Private coaching market in India is presently estimated to be over 70 billion USD. With high individual spending and marked state wise disparity a concerted examination of this market is imperative.
By 2025, an unprecedented demographic transition will put India in a position where 64 per cent of its population will be of working age. Currently, the absence of a skilled workforce ails the economy. An overhaul of our education system is required to rectify the current flaws and to cater to the needs of a growing economy.
The National Policy on Education of 1968 and 1986 were framed with the objective to foster a national identity and kept in mind the social purpose of education. These features are conspicuously absent from the draft policy of 2016.
The Right to Education Act, 2009 was implemented in the light that education is an entitlement and not an act of charity. The Act includes the provision of a quota for disadvantaged sections in private, unaided schools. However, a near-decade later no meaningful progress has been achieved.
Mental health issues remain unreported over most of India. According to the 2017 World Health Organisation (WHO) Report, major or minor mental illnesses requiring expert intervention is 7.5 per cent of India’s population. Also, estimates show that of roughly 60 million people with mental illnesses, about 90 per cent are currently not receiving treatment in India.
In March 2018, the Supreme Court of India in a landmark judgement passed an order legitimising passive euthanasia in India. However, if passive euthanasia through a ‘living will’ is legalised, the courts must engage medical practitioners to also look at providing terminal patients a painless way of passing on.
Rising levels of air pollution are posing a health hazard to people worldwide. In 2016, exposure to ambient PM2.5 caused 1.025 million deaths in India. While a number of policies to combat air pollution exists, improper implementation leaves us gasping for the most basic of human needs—air.
The Indian Health sector currently suffers from a skewed doctor to patient ratio.
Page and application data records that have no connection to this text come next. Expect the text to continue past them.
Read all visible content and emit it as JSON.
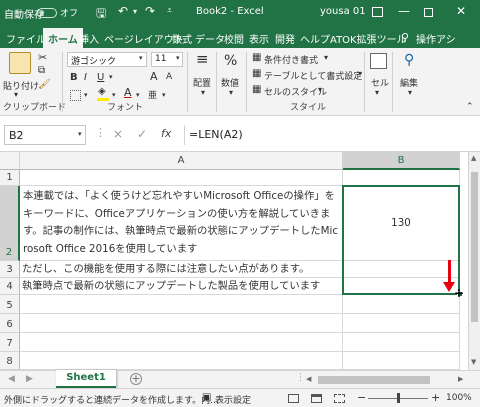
{
  "titlebar": {
    "autosave": "自動保存",
    "autosave_state": "オフ",
    "title": "Book2  -  Excel",
    "user": "yousa 01"
  },
  "tabs": [
    "ファイル",
    "ホーム",
    "挿入",
    "ページレイアウト",
    "数式",
    "データ",
    "校閲",
    "表示",
    "開発",
    "ヘルプ",
    "ATOK拡張ツール",
    "操作アシ"
  ],
  "active_tab": "ホーム",
  "ribbon": {
    "paste": "貼り付け",
    "clipboard": "クリップボード",
    "font_name": "游ゴシック",
    "font_size": "11",
    "font_group": "フォント",
    "bold": "B",
    "italic": "I",
    "underline": "U",
    "grow": "A",
    "shrink": "A",
    "font_color": "A",
    "align": "配置",
    "number": "数値",
    "cond_format": "条件付き書式",
    "table_format": "テーブルとして書式設定",
    "cell_style": "セルのスタイル",
    "style_group": "スタイル",
    "cells": "セル",
    "edit": "編集"
  },
  "formula_bar": {
    "name_box": "B2",
    "cancel": "×",
    "enter": "✓",
    "fx": "fx",
    "formula": "=LEN(A2)"
  },
  "grid": {
    "columns": [
      "A",
      "B"
    ],
    "rows": [
      "1",
      "2",
      "3",
      "4",
      "5",
      "6",
      "7",
      "8"
    ],
    "a2": "本連載では、「よく使うけど忘れやすいMicrosoft Officeの操作」をキーワードに、Officeアプリケーションの使い方を解説していきます。記事の制作には、執筆時点で最新の状態にアップデートしたMicrosoft Office 2016を使用しています",
    "b2": "130",
    "a3": "ただし、この機能を使用する際には注意したい点があります。",
    "a4": "執筆時点で最新の状態にアップデートした製品を使用しています"
  },
  "sheet_tab": "Sheet1",
  "status": {
    "message": "外側にドラッグすると連続データを作成します。内...",
    "display_settings": "表示設定",
    "minus": "−",
    "plus": "+",
    "zoom": "100%"
  },
  "colors": {
    "brand": "#217346",
    "arrow": "#e60012"
  }
}
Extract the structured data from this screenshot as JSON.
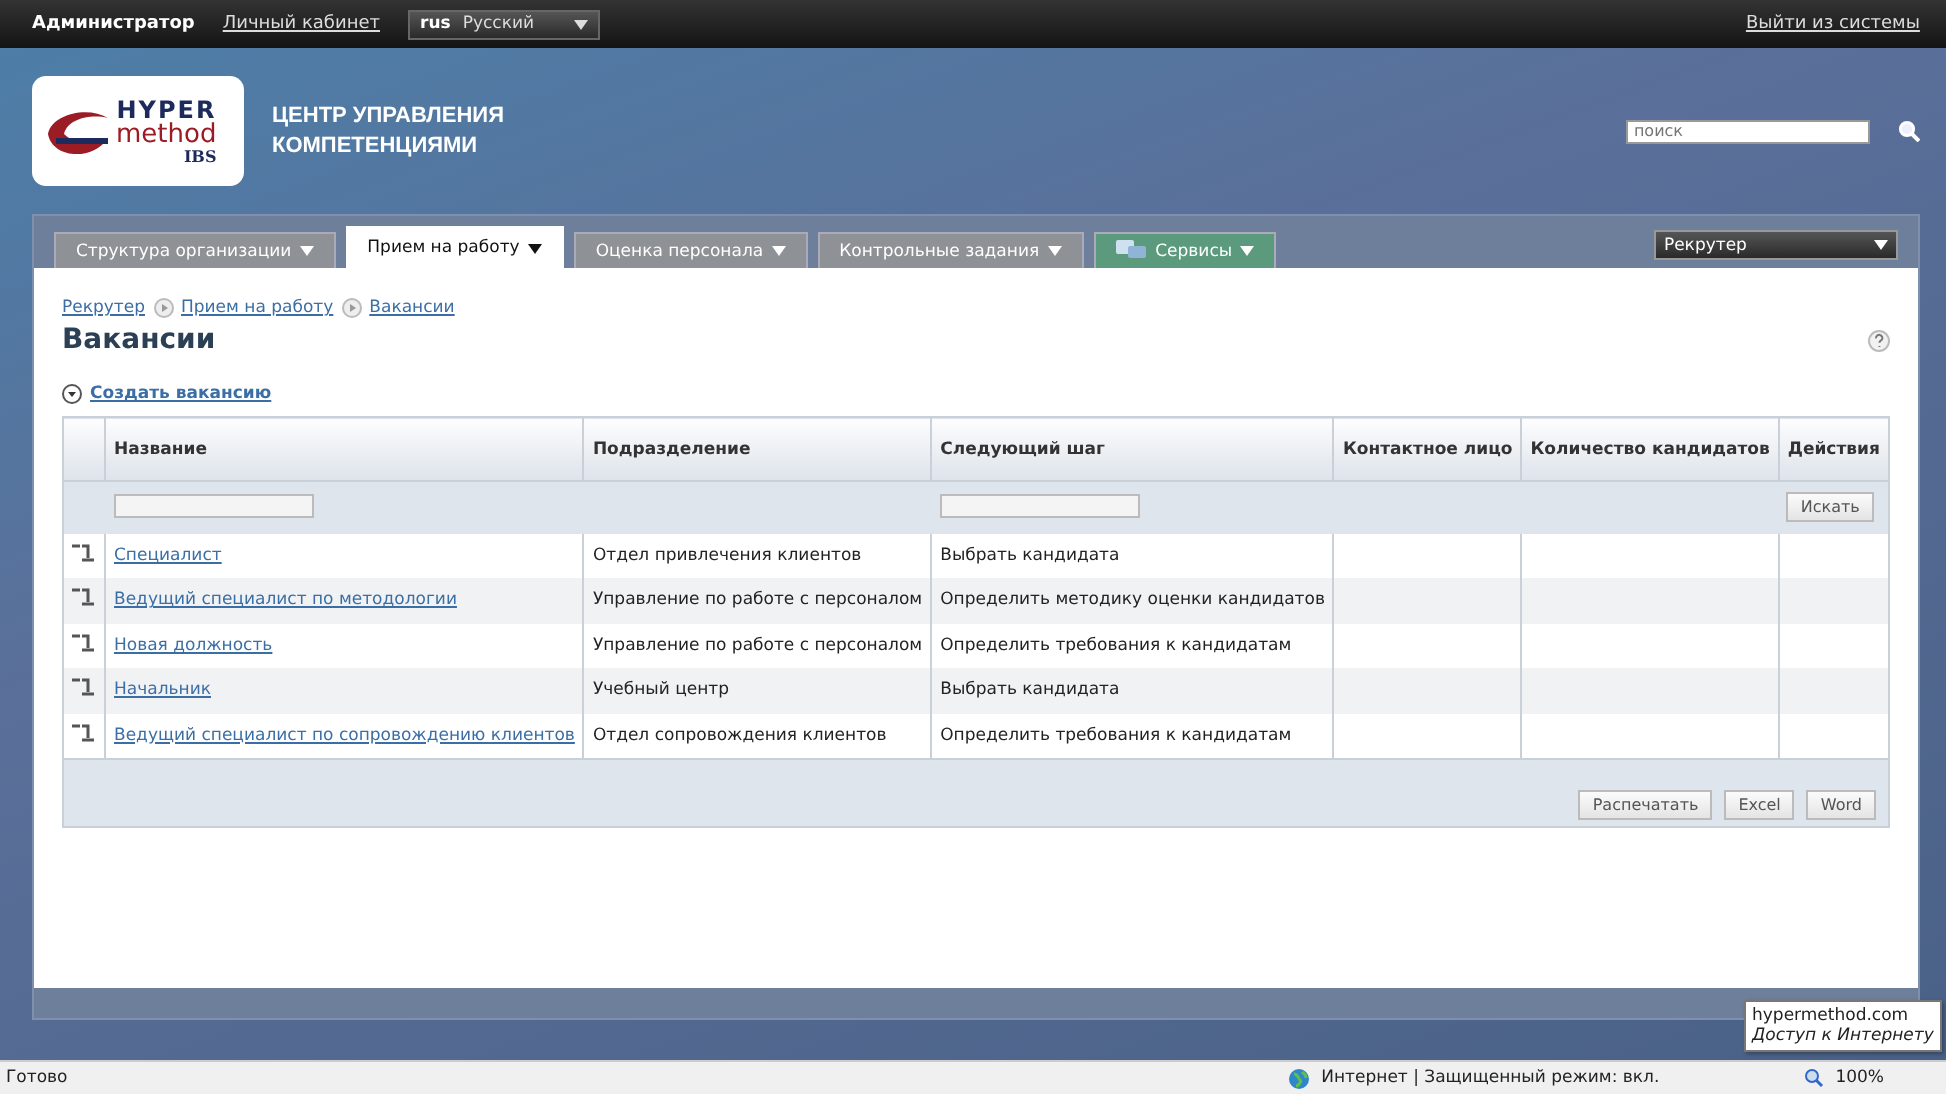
{
  "top_bar": {
    "user": "Администратор",
    "cabinet_link": "Личный кабинет",
    "language": {
      "code": "rus",
      "name": "Русский"
    },
    "logout_link": "Выйти из системы"
  },
  "header": {
    "logo": {
      "line_1": "HYPER",
      "line_2": "method",
      "line_3": "IBS"
    },
    "title_lines": [
      "ЦЕНТР УПРАВЛЕНИЯ",
      "КОМПЕТЕНЦИЯМИ"
    ],
    "search": {
      "placeholder": "поиск"
    }
  },
  "tabs": [
    {
      "label": "Структура организации",
      "kind": "menu",
      "selected": false
    },
    {
      "label": "Прием на работу",
      "kind": "menu",
      "selected": true
    },
    {
      "label": "Оценка персонала",
      "kind": "menu",
      "selected": false
    },
    {
      "label": "Контрольные задания",
      "kind": "menu",
      "selected": false
    },
    {
      "label": "Сервисы",
      "kind": "services",
      "selected": false
    }
  ],
  "role_select": {
    "value": "Рекрутер"
  },
  "breadcrumbs": [
    "Рекрутер",
    "Прием на работу",
    "Вакансии"
  ],
  "page_title": "Вакансии",
  "create_link": "Создать вакансию",
  "table": {
    "columns": [
      {
        "label": "Название",
        "filter": true
      },
      {
        "label": "Подразделение",
        "filter": false
      },
      {
        "label": "Следующий шаг",
        "filter": true
      },
      {
        "label": "Контактное лицо",
        "filter": false
      },
      {
        "label": "Количество кандидатов",
        "filter": false
      },
      {
        "label": "Действия",
        "filter": false
      }
    ],
    "search_button": "Искать",
    "rows": [
      {
        "name": "Специалист",
        "department": "Отдел привлечения клиентов",
        "next_step": "Выбрать кандидата"
      },
      {
        "name": "Ведущий специалист по методологии",
        "department": "Управление по работе с персоналом",
        "next_step": "Определить методику оценки кандидатов"
      },
      {
        "name": "Новая должность",
        "department": "Управление по работе с персоналом",
        "next_step": "Определить требования к кандидатам"
      },
      {
        "name": "Начальник",
        "department": "Учебный центр",
        "next_step": "Выбрать кандидата"
      },
      {
        "name": "Ведущий специалист по сопровождению клиентов",
        "department": "Отдел сопровождения клиентов",
        "next_step": "Определить требования к кандидатам"
      }
    ],
    "export_buttons": [
      "Распечатать",
      "Excel",
      "Word"
    ]
  },
  "tooltip": {
    "title": "hypermethod.com",
    "subtitle": "Доступ к Интернету"
  },
  "status_bar": {
    "left": "Готово",
    "zone": "Интернет | Защищенный режим: вкл.",
    "zoom": "100%"
  }
}
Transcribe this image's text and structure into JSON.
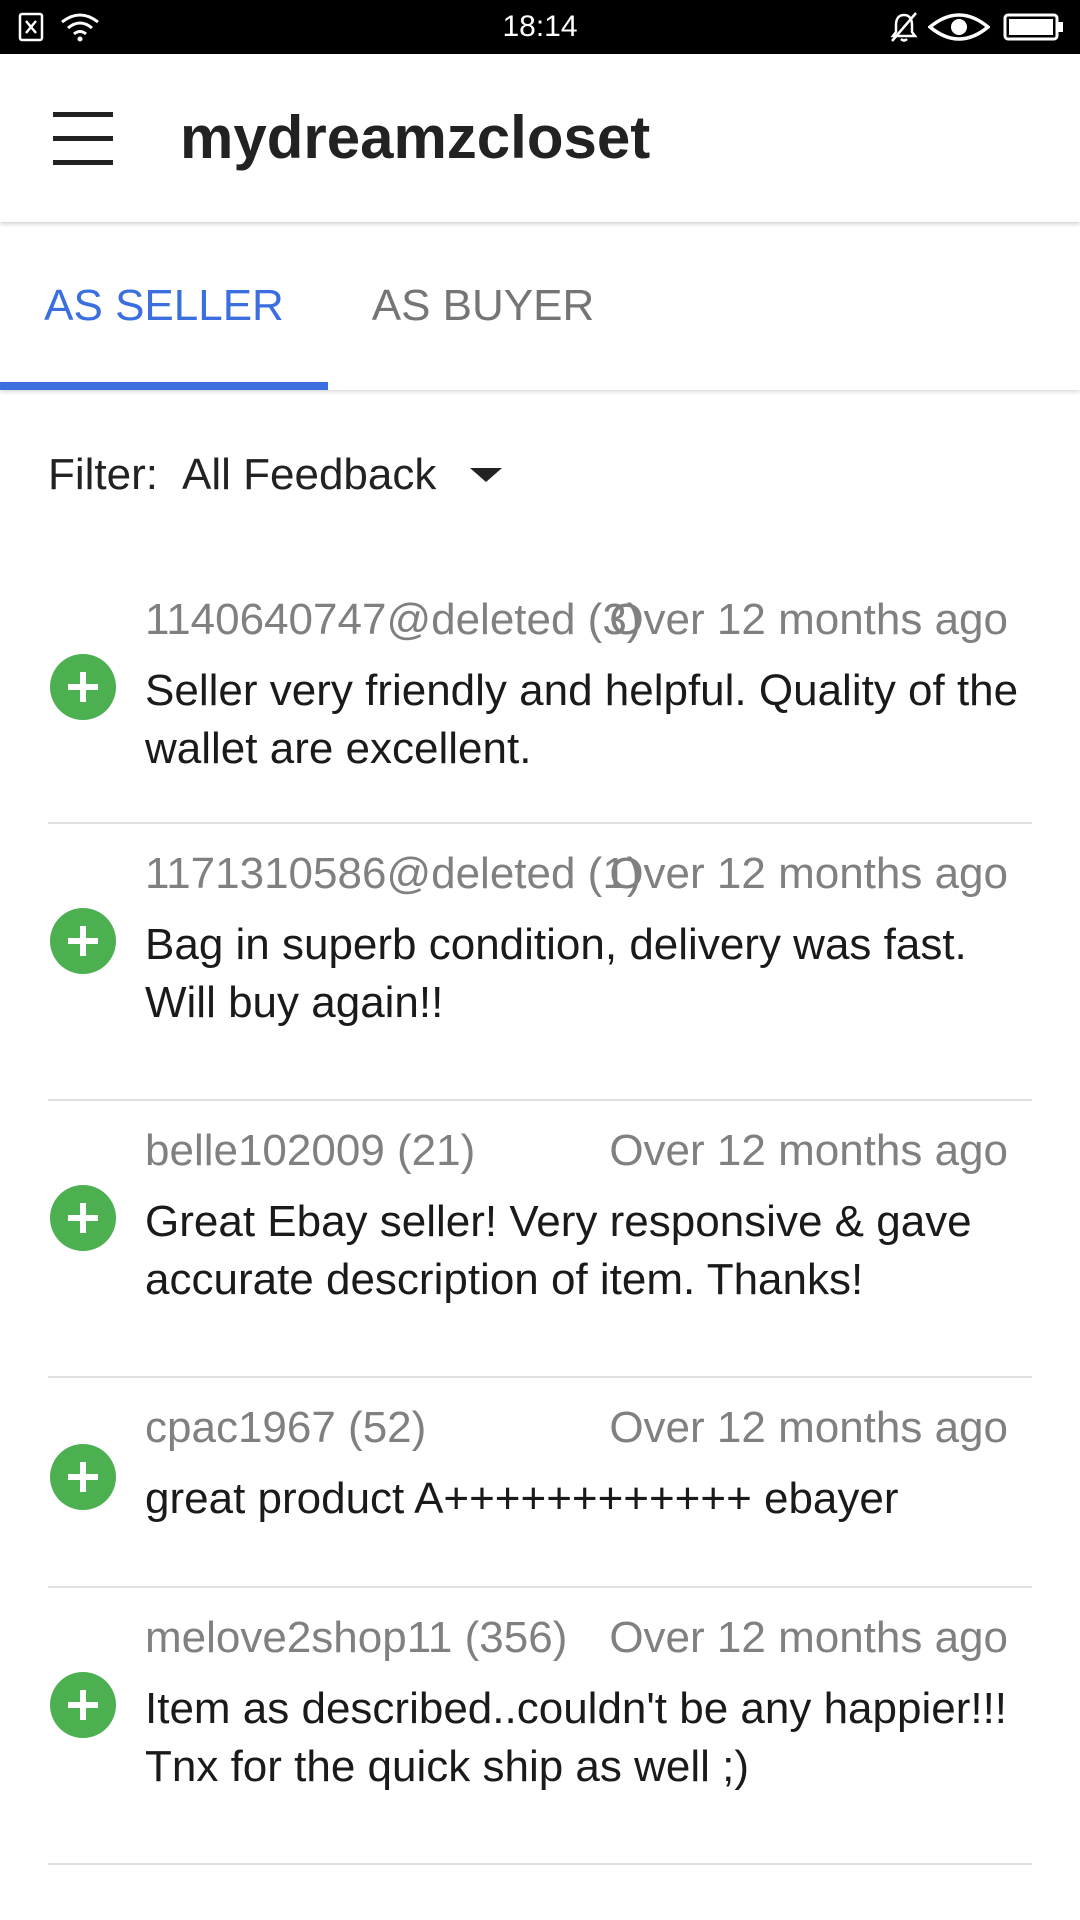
{
  "status_bar": {
    "time": "18:14",
    "icons_left": [
      "sim-card-icon",
      "wifi-icon"
    ],
    "icons_right": [
      "bell-off-icon",
      "eye-icon",
      "battery-icon"
    ]
  },
  "app_bar": {
    "menu_icon": "hamburger-menu-icon",
    "title": "mydreamzcloset"
  },
  "tabs": [
    {
      "label": "AS SELLER",
      "active": true
    },
    {
      "label": "AS BUYER",
      "active": false
    }
  ],
  "filter": {
    "label": "Filter:",
    "value": "All Feedback"
  },
  "colors": {
    "accent": "#3b6fe0",
    "positive": "#4caf50",
    "muted_text": "#808080"
  },
  "feedback": [
    {
      "user": "1140640747@deleted (3)",
      "time": "Over 12 months ago",
      "comment": "Seller very friendly and helpful. Quality of the wallet are excellent.",
      "type": "positive-icon"
    },
    {
      "user": "1171310586@deleted (1)",
      "time": "Over 12 months ago",
      "comment": "Bag in superb condition, delivery was fast. Will buy again!!",
      "type": "positive-icon"
    },
    {
      "user": "belle102009 (21)",
      "time": "Over 12 months ago",
      "comment": "Great Ebay seller! Very responsive & gave accurate description of item. Thanks!",
      "type": "positive-icon"
    },
    {
      "user": "cpac1967 (52)",
      "time": "Over 12 months ago",
      "comment": "great product A++++++++++++ ebayer",
      "type": "positive-icon"
    },
    {
      "user": "melove2shop11 (356)",
      "time": "Over 12 months ago",
      "comment": "Item as described..couldn't be any happier!!! Tnx for the quick ship as well ;)",
      "type": "positive-icon"
    }
  ]
}
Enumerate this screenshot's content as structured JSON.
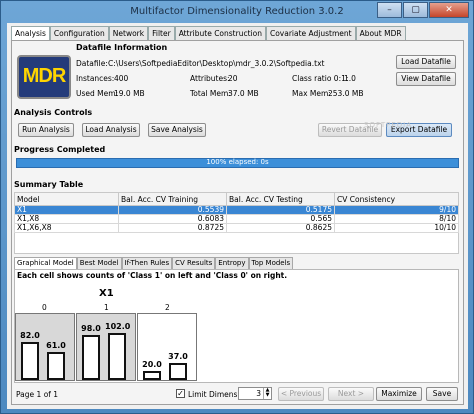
{
  "window": {
    "title": "Multifactor Dimensionality Reduction 3.0.2",
    "minimize": "–",
    "maximize": "▢",
    "close": "✕"
  },
  "tabs": [
    "Analysis",
    "Configuration",
    "Network",
    "Filter",
    "Attribute Construction",
    "Covariate Adjustment",
    "About MDR"
  ],
  "logo": "MDR",
  "datafile": {
    "section": "Datafile Information",
    "datafile_label": "Datafile:",
    "datafile_value": "C:\\Users\\SoftpediaEditor\\Desktop\\mdr_3.0.2\\Softpedia.txt",
    "instances_label": "Instances:",
    "instances_value": "400",
    "attributes_label": "Attributes:",
    "attributes_value": "20",
    "class_ratio_label": "Class ratio 0:1:",
    "class_ratio_value": "1.0",
    "used_mem_label": "Used Mem:",
    "used_mem_value": "19.0 MB",
    "total_mem_label": "Total Mem:",
    "total_mem_value": "37.0 MB",
    "max_mem_label": "Max Mem:",
    "max_mem_value": "253.0 MB",
    "load_button": "Load Datafile",
    "view_button": "View Datafile"
  },
  "analysis_controls": {
    "section": "Analysis Controls",
    "run": "Run Analysis",
    "load": "Load Analysis",
    "save": "Save Analysis",
    "revert": "Revert Datafile",
    "export": "Export Datafile"
  },
  "progress": {
    "section": "Progress Completed",
    "fraction": 1.0,
    "text": "100% elapsed: 0s"
  },
  "summary": {
    "section": "Summary Table",
    "columns": [
      "Model",
      "Bal. Acc. CV Training",
      "Bal. Acc. CV Testing",
      "CV Consistency"
    ],
    "rows": [
      [
        "X1",
        "0.5539",
        "0.5175",
        "9/10"
      ],
      [
        "X1,X8",
        "0.6083",
        "0.565",
        "8/10"
      ],
      [
        "X1,X6,X8",
        "0.8725",
        "0.8625",
        "10/10"
      ]
    ]
  },
  "result_tabs": [
    "Graphical Model",
    "Best Model",
    "If-Then Rules",
    "CV Results",
    "Entropy",
    "Top Models"
  ],
  "graph": {
    "caption": "Each cell shows counts of 'Class 1' on left and 'Class 0' on right.",
    "attribute": "X1",
    "cells": [
      {
        "level": "0",
        "class1": 82.0,
        "class0": 61.0,
        "class1_label": "82.0",
        "class0_label": "61.0"
      },
      {
        "level": "1",
        "class1": 98.0,
        "class0": 102.0,
        "class1_label": "98.0",
        "class0_label": "102.0"
      },
      {
        "level": "2",
        "class1": 20.0,
        "class0": 37.0,
        "class1_label": "20.0",
        "class0_label": "37.0"
      }
    ]
  },
  "footer": {
    "page": "Page 1 of 1",
    "limit_dimension": "Limit Dimension",
    "limit_value": "3",
    "previous": "< Previous",
    "next": "Next >",
    "maximize": "Maximize",
    "save": "Save"
  },
  "watermark": "SOFTPEDIA"
}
India must look beyond recruitment, focus on retention of public sector doctors and use methods of social science and management for enhanced delivery of public health services.
The Union Government’s budget speech of 2018-19 announced two major initiatives, the National Health Protection Scheme and the establishment of Health and Wellness Centres. Central and state governments have always put health at the forefront of planning, but public health expenditure as a percentage of GDP has remained low. Low expenditure, skewed distribution of coverage across states, lack of facilities in government hospitals among other problems prevail in the public health sector.
Accessible and affordable healthcare in the public sector can reduce India’s growing dependence on private institutions. However, at present lopsided and poorly manned governmental facilities leave no alternatives apart from accessing private institutions and incurring a high ‘out-of-pocket’ expenditure in health care.